(Your goal)
In full and exactly, reproduce the entries below, but omit the pictures.

(Supplied material)

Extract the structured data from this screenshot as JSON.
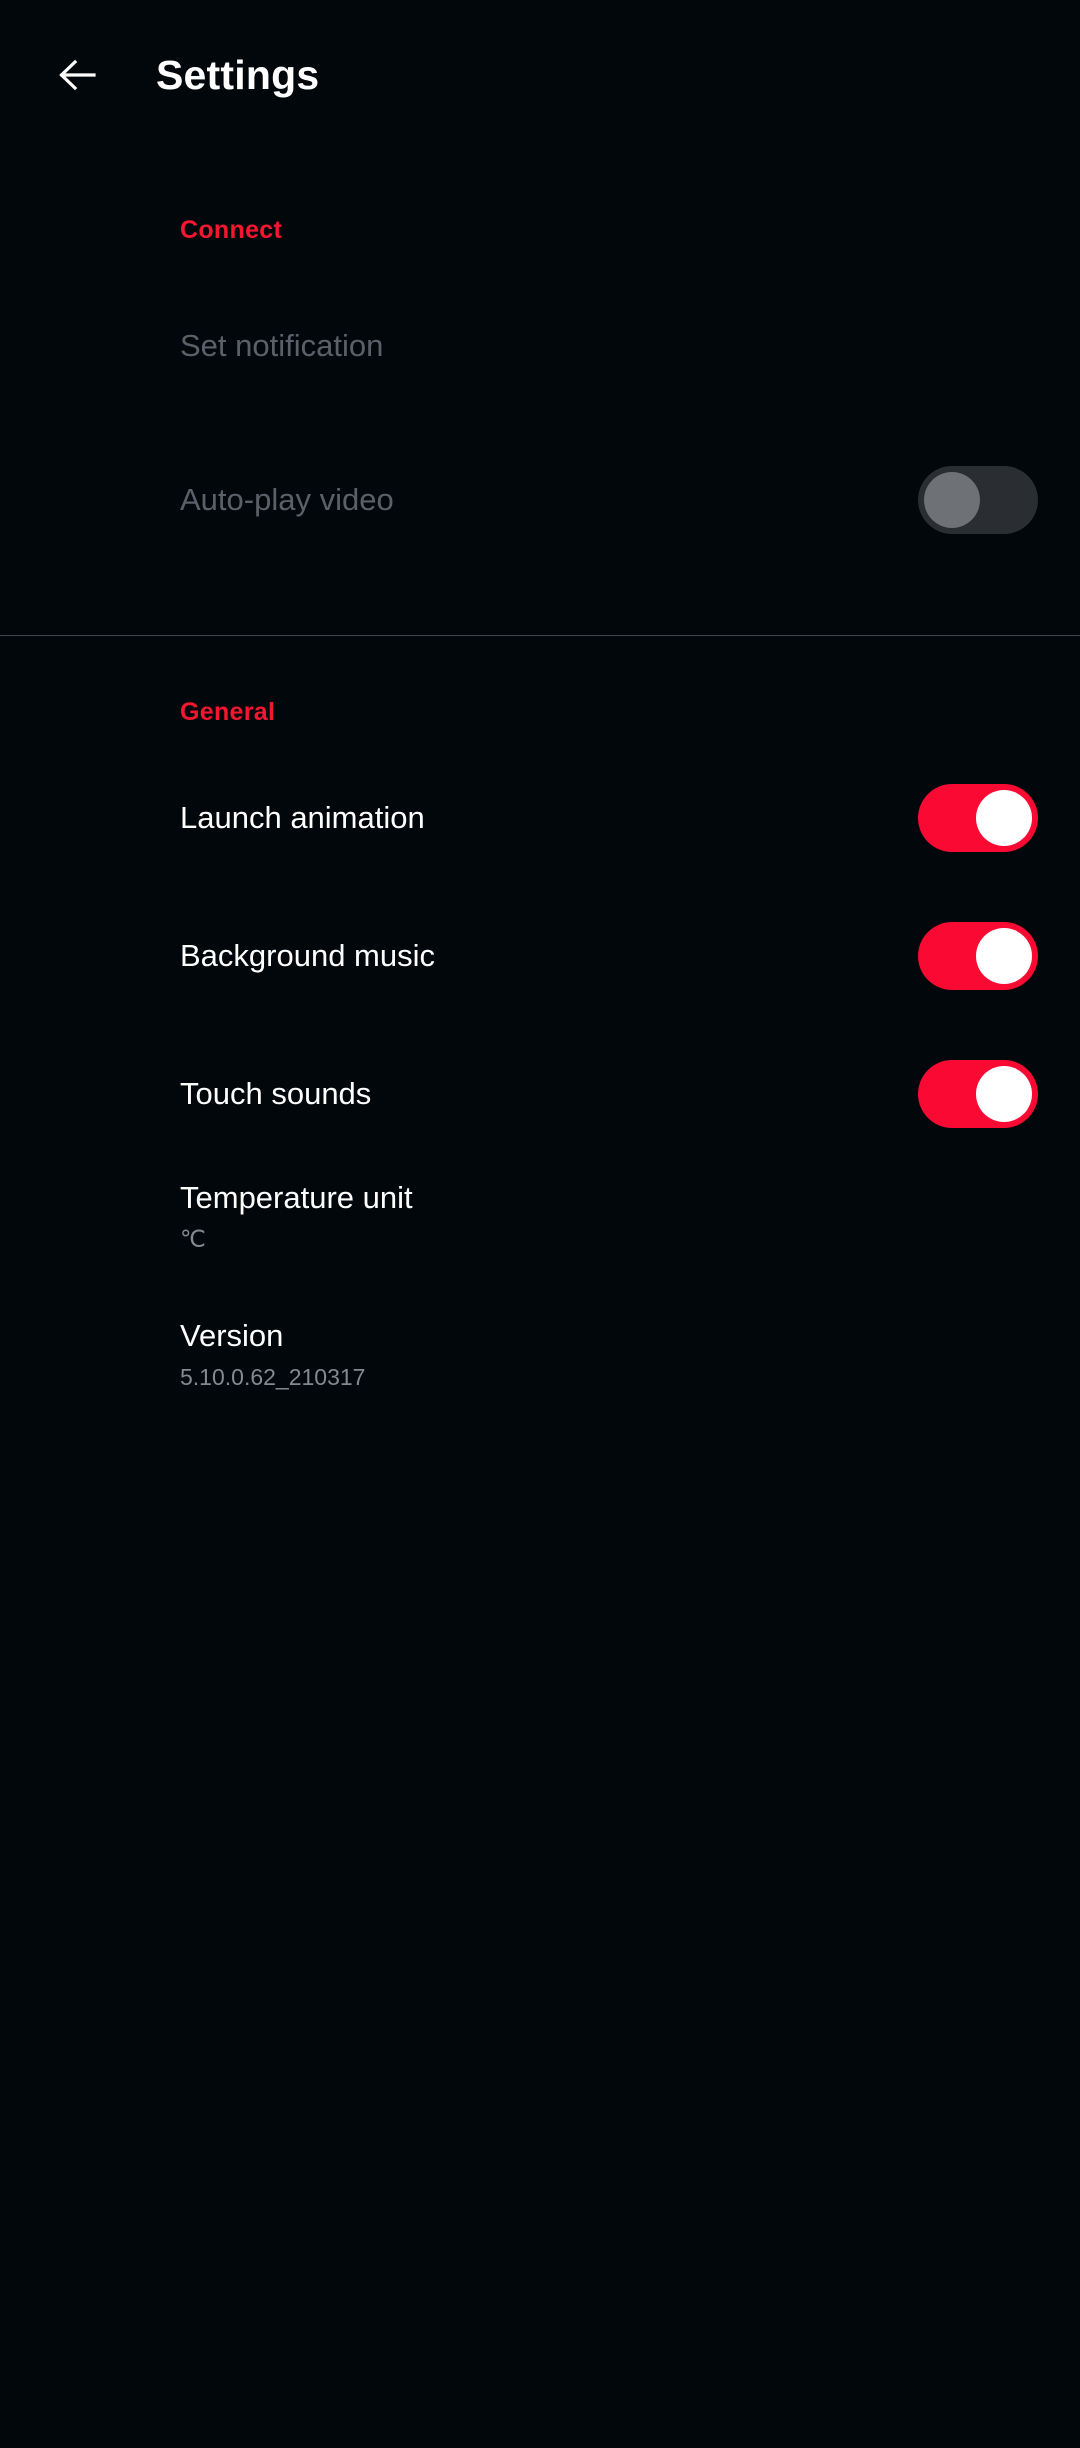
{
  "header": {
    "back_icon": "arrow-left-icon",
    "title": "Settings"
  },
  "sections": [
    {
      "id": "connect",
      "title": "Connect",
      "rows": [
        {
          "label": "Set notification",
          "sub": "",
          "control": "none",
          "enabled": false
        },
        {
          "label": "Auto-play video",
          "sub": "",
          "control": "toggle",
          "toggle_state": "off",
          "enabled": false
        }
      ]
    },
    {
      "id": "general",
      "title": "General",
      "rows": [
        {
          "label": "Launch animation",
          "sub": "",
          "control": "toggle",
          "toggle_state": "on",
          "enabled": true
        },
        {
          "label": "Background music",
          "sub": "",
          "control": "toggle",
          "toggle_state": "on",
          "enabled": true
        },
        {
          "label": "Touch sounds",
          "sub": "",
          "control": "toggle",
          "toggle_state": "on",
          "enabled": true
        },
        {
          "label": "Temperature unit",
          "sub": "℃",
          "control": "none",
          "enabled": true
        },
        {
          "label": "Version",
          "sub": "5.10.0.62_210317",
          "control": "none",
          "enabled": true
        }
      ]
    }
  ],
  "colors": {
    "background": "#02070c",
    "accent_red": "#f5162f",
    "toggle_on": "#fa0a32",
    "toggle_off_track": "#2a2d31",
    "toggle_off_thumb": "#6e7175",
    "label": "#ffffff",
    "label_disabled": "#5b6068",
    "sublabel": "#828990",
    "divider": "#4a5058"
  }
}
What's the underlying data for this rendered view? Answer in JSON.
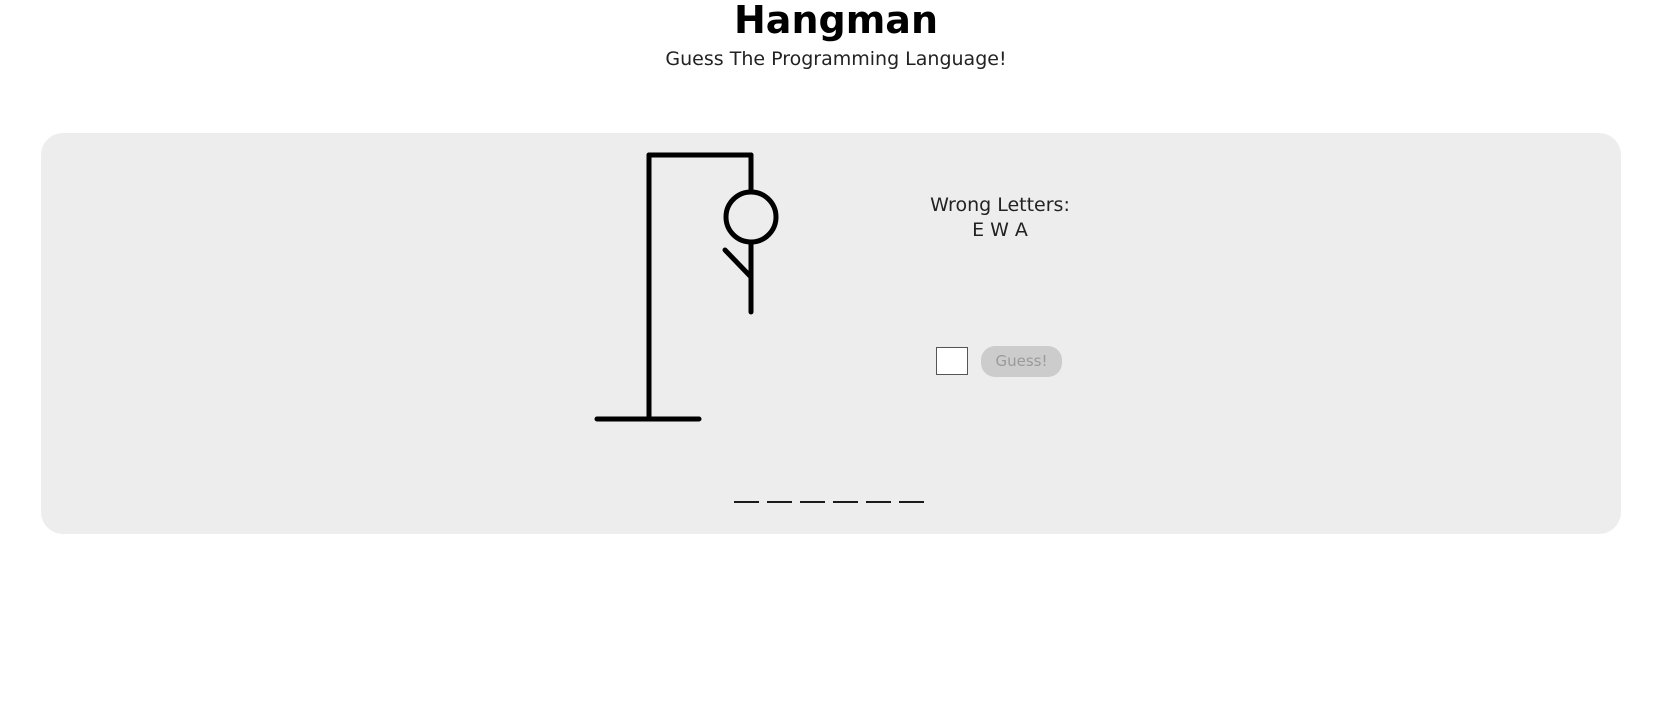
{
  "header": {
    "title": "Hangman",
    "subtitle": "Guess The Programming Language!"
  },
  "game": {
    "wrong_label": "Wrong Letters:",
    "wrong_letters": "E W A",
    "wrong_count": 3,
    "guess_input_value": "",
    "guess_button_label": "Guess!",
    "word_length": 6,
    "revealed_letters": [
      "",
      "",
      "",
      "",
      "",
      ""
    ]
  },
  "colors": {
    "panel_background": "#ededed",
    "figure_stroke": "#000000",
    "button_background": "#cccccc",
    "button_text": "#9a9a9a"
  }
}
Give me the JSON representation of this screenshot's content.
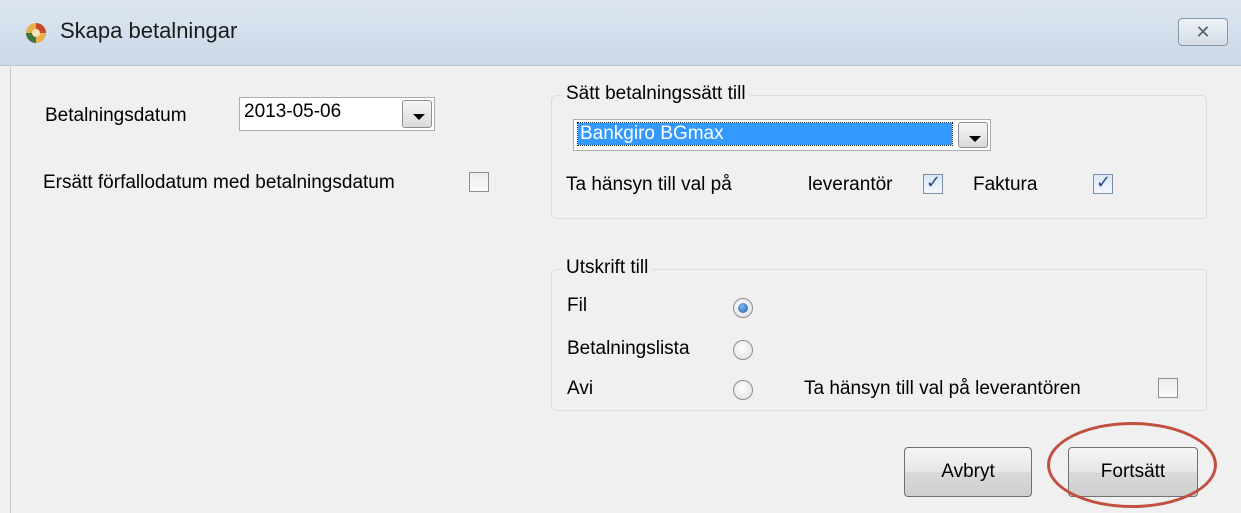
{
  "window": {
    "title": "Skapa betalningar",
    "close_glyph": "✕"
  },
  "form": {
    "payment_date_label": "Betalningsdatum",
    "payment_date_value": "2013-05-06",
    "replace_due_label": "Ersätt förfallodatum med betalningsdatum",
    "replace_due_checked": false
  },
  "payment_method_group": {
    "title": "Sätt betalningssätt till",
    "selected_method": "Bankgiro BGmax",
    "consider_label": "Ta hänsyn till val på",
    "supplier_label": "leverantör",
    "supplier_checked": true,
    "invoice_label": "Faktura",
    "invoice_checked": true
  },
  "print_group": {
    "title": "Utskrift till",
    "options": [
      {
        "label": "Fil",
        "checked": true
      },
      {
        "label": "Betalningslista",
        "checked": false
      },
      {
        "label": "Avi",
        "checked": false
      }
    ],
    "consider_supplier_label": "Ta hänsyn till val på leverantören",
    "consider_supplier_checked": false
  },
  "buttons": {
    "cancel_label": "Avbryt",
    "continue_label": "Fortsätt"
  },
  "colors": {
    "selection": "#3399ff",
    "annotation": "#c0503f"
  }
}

(Task output)
Extract the structured data from this screenshot as JSON.
{
  "header": {
    "back_icon": "arrow-left-icon",
    "title": "Settings"
  },
  "sections": [
    {
      "id": "connect",
      "title": "Connect",
      "rows": [
        {
          "label": "Set notification",
          "sub": "",
          "control": "none",
          "enabled": false
        },
        {
          "label": "Auto-play video",
          "sub": "",
          "control": "toggle",
          "toggle_state": "off",
          "enabled": false
        }
      ]
    },
    {
      "id": "general",
      "title": "General",
      "rows": [
        {
          "label": "Launch animation",
          "sub": "",
          "control": "toggle",
          "toggle_state": "on",
          "enabled": true
        },
        {
          "label": "Background music",
          "sub": "",
          "control": "toggle",
          "toggle_state": "on",
          "enabled": true
        },
        {
          "label": "Touch sounds",
          "sub": "",
          "control": "toggle",
          "toggle_state": "on",
          "enabled": true
        },
        {
          "label": "Temperature unit",
          "sub": "℃",
          "control": "none",
          "enabled": true
        },
        {
          "label": "Version",
          "sub": "5.10.0.62_210317",
          "control": "none",
          "enabled": true
        }
      ]
    }
  ],
  "colors": {
    "background": "#02070c",
    "accent_red": "#f5162f",
    "toggle_on": "#fa0a32",
    "toggle_off_track": "#2a2d31",
    "toggle_off_thumb": "#6e7175",
    "label": "#ffffff",
    "label_disabled": "#5b6068",
    "sublabel": "#828990",
    "divider": "#4a5058"
  }
}
What's the underlying data for this rendered view? Answer in JSON.
{
  "header": {
    "title": "Hangman",
    "subtitle": "Guess The Programming Language!"
  },
  "game": {
    "wrong_label": "Wrong Letters:",
    "wrong_letters": "E W A",
    "wrong_count": 3,
    "guess_input_value": "",
    "guess_button_label": "Guess!",
    "word_length": 6,
    "revealed_letters": [
      "",
      "",
      "",
      "",
      "",
      ""
    ]
  },
  "colors": {
    "panel_background": "#ededed",
    "figure_stroke": "#000000",
    "button_background": "#cccccc",
    "button_text": "#9a9a9a"
  }
}
Give me the JSON representation of this screenshot's content.
{
  "window": {
    "title": "Skapa betalningar",
    "close_glyph": "✕"
  },
  "form": {
    "payment_date_label": "Betalningsdatum",
    "payment_date_value": "2013-05-06",
    "replace_due_label": "Ersätt förfallodatum med betalningsdatum",
    "replace_due_checked": false
  },
  "payment_method_group": {
    "title": "Sätt betalningssätt till",
    "selected_method": "Bankgiro BGmax",
    "consider_label": "Ta hänsyn till val på",
    "supplier_label": "leverantör",
    "supplier_checked": true,
    "invoice_label": "Faktura",
    "invoice_checked": true
  },
  "print_group": {
    "title": "Utskrift till",
    "options": [
      {
        "label": "Fil",
        "checked": true
      },
      {
        "label": "Betalningslista",
        "checked": false
      },
      {
        "label": "Avi",
        "checked": false
      }
    ],
    "consider_supplier_label": "Ta hänsyn till val på leverantören",
    "consider_supplier_checked": false
  },
  "buttons": {
    "cancel_label": "Avbryt",
    "continue_label": "Fortsätt"
  },
  "colors": {
    "selection": "#3399ff",
    "annotation": "#c0503f"
  }
}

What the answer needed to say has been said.